    • Collaborate on shared documents using cloud storage.
    • Live meetings can be conducted using Zoom or Google Meet to facilitate office hours, small-class instruction, or student group meetings.

    Pedagogical recommendations for Interactions:

    • Craft discussion questions that clearly align to course objectives and require students to reflect, analyze, and apply course concepts.
    • Set content and communication expectations so that students understand minimum expectations for their responses, and interact respectfully while addressing the prompt.
    • Be present to facilitate or further discussions, model appropriate responses, and intervene where necessary.
    • Review pedagogical best practices on using collaborative assessments such as Discussion Boards.

    Pedagogical recommendations for Videos:

    • Keep presentations engaging and succinct. Reference the 12 Principles of Multimedia Learning for suggestions and considerations for lecture content.
    • Test microphone and video on your device to ensure that you have good sound/video quality. Headsets with external microphones typically have better sound quality.
    • Consider ADA compliance. The automatic transcription of Zoom cloud recordings is not perfect. Speak clearly and not too quickly to make the content as accurate as possible.
    • Integrate interaction with the lecture material. You might consider setting up a Canvas discussion board with some specific questions, using a quiz, or setting up a chat session for a text-based live discussion.

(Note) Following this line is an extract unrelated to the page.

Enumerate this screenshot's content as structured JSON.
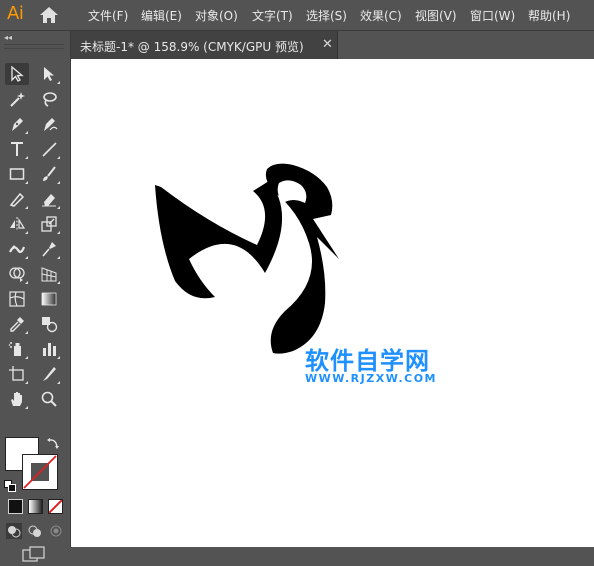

    Grading: It is the responsibility of the instructor to keep student grades up to date.

    Student records are considered restricted data, and only approved platforms should be used. Grades can be communicated privately using the Microsoft, Google, or Canvas platforms.

    Some of your options at the University of Florida include, but are not limited to:

    Learn more about best practices for online pedagogy or request a consultation from an instructional designer from UFIT’s Center for Instructional Technology and Training.

    Back to top button